Lavidge points out that KO, with a budget that never exceeded four figures, was not funded anywhere near the seven-figure level like kindred efforts such as “Create Here” in Chattanooga. Founded just one year before KO, “Create Here” later spun off a number of different community initiatives that have helped foster a culture of innovation and entrepreneurship, including CO.LAB and the “Gig Tank.”
“Knoxville had the opportunity in 2008 to create the same entrepreneurial and high-tech culture now omnipresent in Chattanooga,” Lavidge said. “However, for KO, the biggest challenge was in convincing established foundations, economic development agencies, and private donors of the value in funding a vision similar to what is self-evident in Chattanooga today since it was unlike anything with which they were familiar.”
He adds that “we could only do so much as a grassroots community. But that’s also been changing.” He urges people to “stay tuned for some exciting news in the months ahead. I’ve never been more hopeful about the possibilities for the Knoxville region.”
Lavidge was quick to cite a number of reasons why he loves his hometown.
“Knoxville has an amazing Mayor,” Lavidge said, referring to Madeline Rogero and her commitment to start-up initiatives like the KEC.
Other assets he included were the low unemployment rate, low student debt rate, outdoor recreational opportunities, and the “40 Under 40” program for which Lavidge gave plaudits to Amy Nolan and the Greater Knoxville Business Journal.
“Prior to 2007, a lot of young professionals felt like there were undervalued,” he said. “But that attitude has shifted significantly over the past seven years.”
Perhaps Lavidge’s most insightful comment was drawing a comparison between the Knoxville-Chattanooga corridor and the one that connects San Jose and San Francisco. “We’re all on the same team,” he said, urging leaders in the two communities to see the interconnection and seek “strategic and symbiotic opportunities for growth.”

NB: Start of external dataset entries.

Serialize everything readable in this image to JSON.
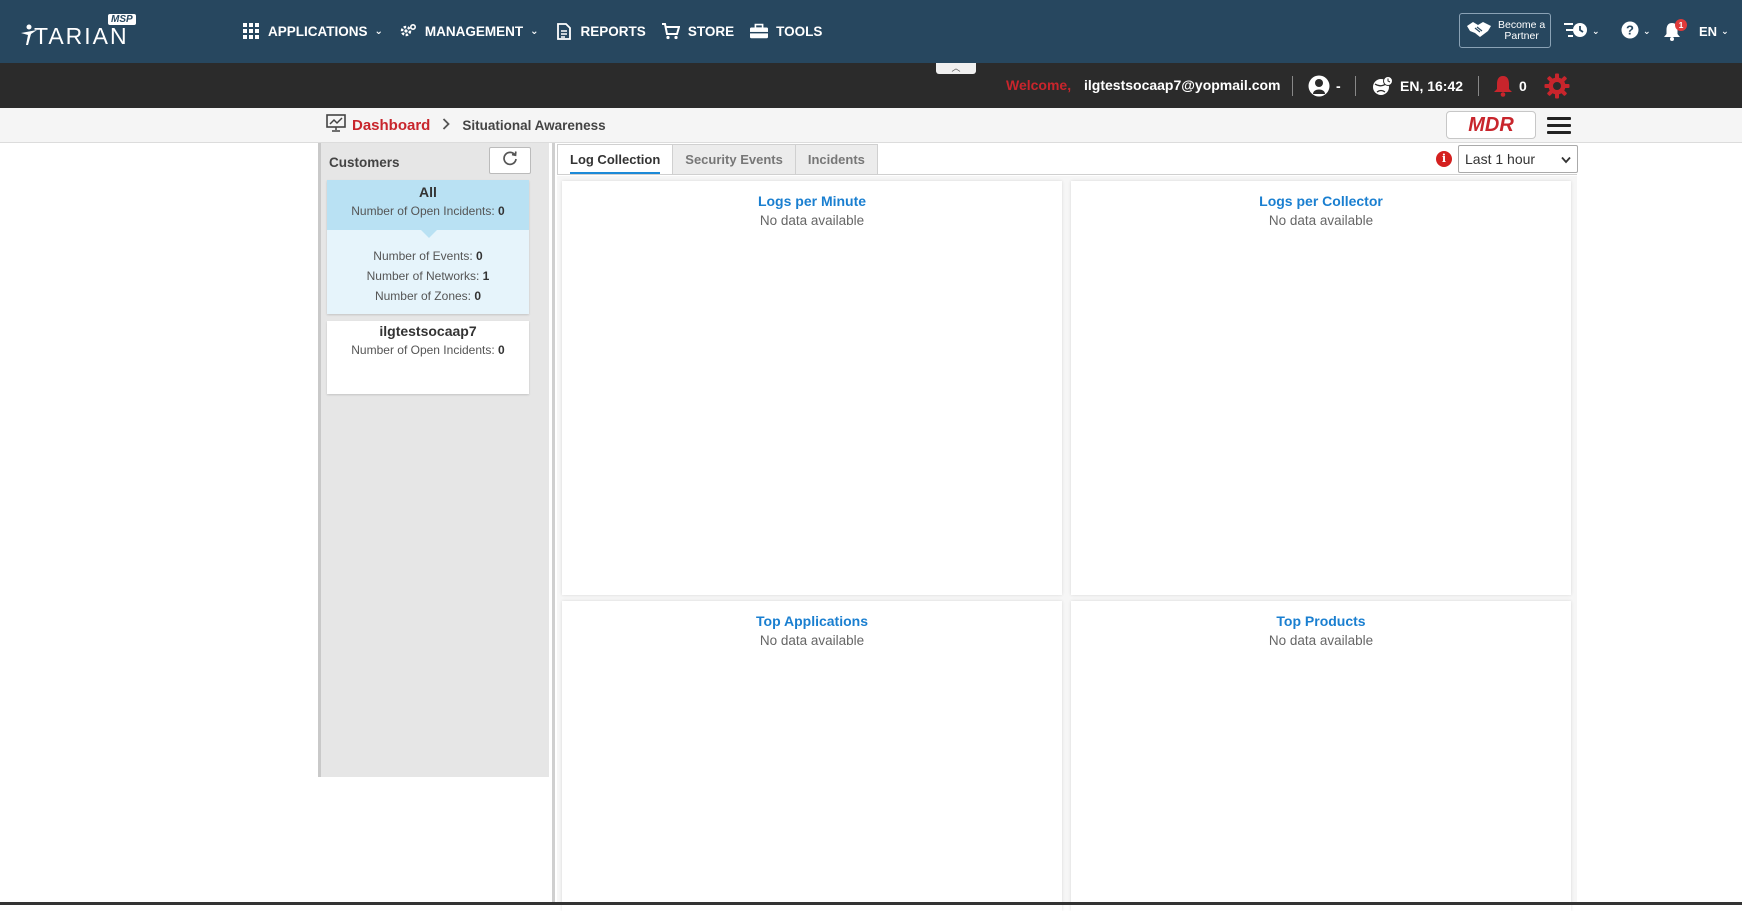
{
  "brand": {
    "name": "TARIAN",
    "tag": "MSP"
  },
  "menu": [
    {
      "label": "APPLICATIONS",
      "icon": "grid-icon",
      "dropdown": true
    },
    {
      "label": "MANAGEMENT",
      "icon": "gear-icon",
      "dropdown": true
    },
    {
      "label": "REPORTS",
      "icon": "document-icon",
      "dropdown": false
    },
    {
      "label": "STORE",
      "icon": "cart-icon",
      "dropdown": false
    },
    {
      "label": "TOOLS",
      "icon": "toolbox-icon",
      "dropdown": false
    }
  ],
  "header_right": {
    "partner_label_1": "Become a",
    "partner_label_2": "Partner",
    "notifications_count": "1",
    "language": "EN"
  },
  "subbar": {
    "welcome": "Welcome,",
    "email": "ilgtestsocaap7@yopmail.com",
    "user_status": "-",
    "locale_time": "EN, 16:42",
    "alerts_count": "0"
  },
  "breadcrumb": {
    "home": "Dashboard",
    "current": "Situational Awareness",
    "mdr_label": "MDR"
  },
  "customers": {
    "title": "Customers",
    "cards": [
      {
        "name": "All",
        "open_incidents_label": "Number of Open Incidents:",
        "open_incidents": "0",
        "events_label": "Number of Events:",
        "events": "0",
        "networks_label": "Number of Networks:",
        "networks": "1",
        "zones_label": "Number of Zones:",
        "zones": "0"
      },
      {
        "name": "ilgtestsocaap7",
        "open_incidents_label": "Number of Open Incidents:",
        "open_incidents": "0"
      }
    ]
  },
  "tabs": [
    {
      "label": "Log Collection",
      "active": true
    },
    {
      "label": "Security Events",
      "active": false
    },
    {
      "label": "Incidents",
      "active": false
    }
  ],
  "time_range": {
    "selected": "Last 1 hour"
  },
  "widgets": [
    {
      "title": "Logs per Minute",
      "message": "No data available"
    },
    {
      "title": "Logs per Collector",
      "message": "No data available"
    },
    {
      "title": "Top Applications",
      "message": "No data available"
    },
    {
      "title": "Top Products",
      "message": "No data available"
    }
  ],
  "colors": {
    "nav_bg": "#27475f",
    "subbar_bg": "#2b2b2b",
    "accent_red": "#c8252c",
    "link_blue": "#1a7fd0",
    "selected_card": "#b9e1f3"
  }
}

Lavidge’s voice and energy will be missed in Knoxville, but we suspect he will return one of these days. In the meantime, we know he’ll be looking for ways to connect the entrepreneurial communities that are only 100 miles apart.